(Data for the task Opens)
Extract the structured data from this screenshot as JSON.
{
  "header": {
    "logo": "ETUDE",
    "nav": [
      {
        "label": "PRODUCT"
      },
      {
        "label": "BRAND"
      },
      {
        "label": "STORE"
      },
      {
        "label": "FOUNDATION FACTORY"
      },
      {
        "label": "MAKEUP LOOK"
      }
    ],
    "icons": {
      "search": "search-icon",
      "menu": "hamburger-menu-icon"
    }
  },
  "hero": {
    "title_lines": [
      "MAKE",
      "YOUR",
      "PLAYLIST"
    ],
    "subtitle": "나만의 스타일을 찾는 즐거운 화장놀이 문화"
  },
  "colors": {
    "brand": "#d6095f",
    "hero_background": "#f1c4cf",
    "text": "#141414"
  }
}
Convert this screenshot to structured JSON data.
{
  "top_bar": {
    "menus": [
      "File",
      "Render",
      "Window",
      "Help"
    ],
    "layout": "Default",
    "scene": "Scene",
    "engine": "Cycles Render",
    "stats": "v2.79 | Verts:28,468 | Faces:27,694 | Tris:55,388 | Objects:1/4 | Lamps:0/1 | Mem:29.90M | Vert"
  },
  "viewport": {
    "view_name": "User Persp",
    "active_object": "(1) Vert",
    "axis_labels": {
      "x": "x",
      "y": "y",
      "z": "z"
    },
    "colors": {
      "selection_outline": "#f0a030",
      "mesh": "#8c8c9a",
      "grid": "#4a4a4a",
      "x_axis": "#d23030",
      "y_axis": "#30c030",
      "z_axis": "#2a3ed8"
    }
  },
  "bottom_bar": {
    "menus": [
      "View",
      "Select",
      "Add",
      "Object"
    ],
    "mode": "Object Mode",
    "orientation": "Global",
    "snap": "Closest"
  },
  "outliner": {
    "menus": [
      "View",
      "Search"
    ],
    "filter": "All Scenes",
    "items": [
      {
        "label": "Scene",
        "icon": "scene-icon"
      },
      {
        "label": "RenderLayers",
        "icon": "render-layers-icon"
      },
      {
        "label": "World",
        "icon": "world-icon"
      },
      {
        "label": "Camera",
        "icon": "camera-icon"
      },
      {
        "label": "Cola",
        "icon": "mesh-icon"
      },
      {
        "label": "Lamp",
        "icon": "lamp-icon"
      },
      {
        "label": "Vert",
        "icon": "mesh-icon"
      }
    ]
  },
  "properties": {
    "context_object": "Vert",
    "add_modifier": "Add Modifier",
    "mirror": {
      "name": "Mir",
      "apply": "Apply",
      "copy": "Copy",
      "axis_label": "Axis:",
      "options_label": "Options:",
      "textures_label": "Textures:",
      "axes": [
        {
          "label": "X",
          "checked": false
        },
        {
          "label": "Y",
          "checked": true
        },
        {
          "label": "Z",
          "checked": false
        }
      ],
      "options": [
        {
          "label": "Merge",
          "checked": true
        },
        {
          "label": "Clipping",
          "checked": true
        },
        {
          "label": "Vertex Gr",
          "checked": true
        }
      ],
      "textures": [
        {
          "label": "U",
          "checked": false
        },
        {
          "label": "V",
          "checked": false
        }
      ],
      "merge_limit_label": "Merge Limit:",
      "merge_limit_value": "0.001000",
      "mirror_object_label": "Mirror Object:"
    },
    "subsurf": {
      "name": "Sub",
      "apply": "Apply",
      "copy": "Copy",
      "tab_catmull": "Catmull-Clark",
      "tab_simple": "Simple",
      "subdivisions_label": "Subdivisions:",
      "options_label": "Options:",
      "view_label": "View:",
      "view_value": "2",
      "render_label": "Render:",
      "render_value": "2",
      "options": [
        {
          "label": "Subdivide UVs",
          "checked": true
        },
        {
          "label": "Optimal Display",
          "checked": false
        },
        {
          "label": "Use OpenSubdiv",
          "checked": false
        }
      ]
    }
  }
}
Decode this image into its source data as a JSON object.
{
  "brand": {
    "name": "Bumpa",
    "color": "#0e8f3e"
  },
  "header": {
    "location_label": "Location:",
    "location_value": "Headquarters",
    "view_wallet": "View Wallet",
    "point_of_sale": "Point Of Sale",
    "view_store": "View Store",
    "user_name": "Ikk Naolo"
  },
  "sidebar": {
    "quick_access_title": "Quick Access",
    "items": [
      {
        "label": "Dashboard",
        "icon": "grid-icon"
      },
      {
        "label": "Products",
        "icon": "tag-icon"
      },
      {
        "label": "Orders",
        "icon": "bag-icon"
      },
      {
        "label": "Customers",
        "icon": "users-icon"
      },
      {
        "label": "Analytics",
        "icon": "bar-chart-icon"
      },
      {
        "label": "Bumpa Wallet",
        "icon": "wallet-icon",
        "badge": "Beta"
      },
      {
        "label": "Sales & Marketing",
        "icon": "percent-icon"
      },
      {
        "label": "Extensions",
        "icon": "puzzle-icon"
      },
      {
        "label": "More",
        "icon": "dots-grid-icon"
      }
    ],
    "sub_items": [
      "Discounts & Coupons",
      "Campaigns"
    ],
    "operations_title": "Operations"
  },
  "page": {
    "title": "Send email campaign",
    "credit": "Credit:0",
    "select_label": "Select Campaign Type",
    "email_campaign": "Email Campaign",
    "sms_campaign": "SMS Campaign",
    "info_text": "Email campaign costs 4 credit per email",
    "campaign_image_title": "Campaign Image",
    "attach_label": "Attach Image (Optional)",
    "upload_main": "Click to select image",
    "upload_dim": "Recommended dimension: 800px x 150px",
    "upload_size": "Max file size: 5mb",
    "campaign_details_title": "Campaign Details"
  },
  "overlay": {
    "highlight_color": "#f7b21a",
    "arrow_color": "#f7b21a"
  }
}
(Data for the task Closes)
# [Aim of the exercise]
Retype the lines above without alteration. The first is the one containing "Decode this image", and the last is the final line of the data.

# [Completed exercise]
Decode this image into its source data as a JSON object.
{
  "brand": {
    "name": "Bumpa",
    "color": "#0e8f3e"
  },
  "header": {
    "location_label": "Location:",
    "location_value": "Headquarters",
    "view_wallet": "View Wallet",
    "point_of_sale": "Point Of Sale",
    "view_store": "View Store",
    "user_name": "Ikk Naolo"
  },
  "sidebar": {
    "quick_access_title": "Quick Access",
    "items": [
      {
        "label": "Dashboard",
        "icon": "grid-icon"
      },
      {
        "label": "Products",
        "icon": "tag-icon"
      },
      {
        "label": "Orders",
        "icon": "bag-icon"
      },
      {
        "label": "Customers",
        "icon": "users-icon"
      },
      {
        "label": "Analytics",
        "icon": "bar-chart-icon"
      },
      {
        "label": "Bumpa Wallet",
        "icon": "wallet-icon",
        "badge": "Beta"
      },
      {
        "label": "Sales & Marketing",
        "icon": "percent-icon"
      },
      {
        "label": "Extensions",
        "icon": "puzzle-icon"
      },
      {
        "label": "More",
        "icon": "dots-grid-icon"
      }
    ],
    "sub_items": [
      "Discounts & Coupons",
      "Campaigns"
    ],
    "operations_title": "Operations"
  },
  "page": {
    "title": "Send email campaign",
    "credit": "Credit:0",
    "select_label": "Select Campaign Type",
    "email_campaign": "Email Campaign",
    "sms_campaign": "SMS Campaign",
    "info_text": "Email campaign costs 4 credit per email",
    "campaign_image_title": "Campaign Image",
    "attach_label": "Attach Image (Optional)",
    "upload_main": "Click to select image",
    "upload_dim": "Recommended dimension: 800px x 150px",
    "upload_size": "Max file size: 5mb",
    "campaign_details_title": "Campaign Details"
  },
  "overlay": {
    "highlight_color": "#f7b21a",
    "arrow_color": "#f7b21a"
  }
}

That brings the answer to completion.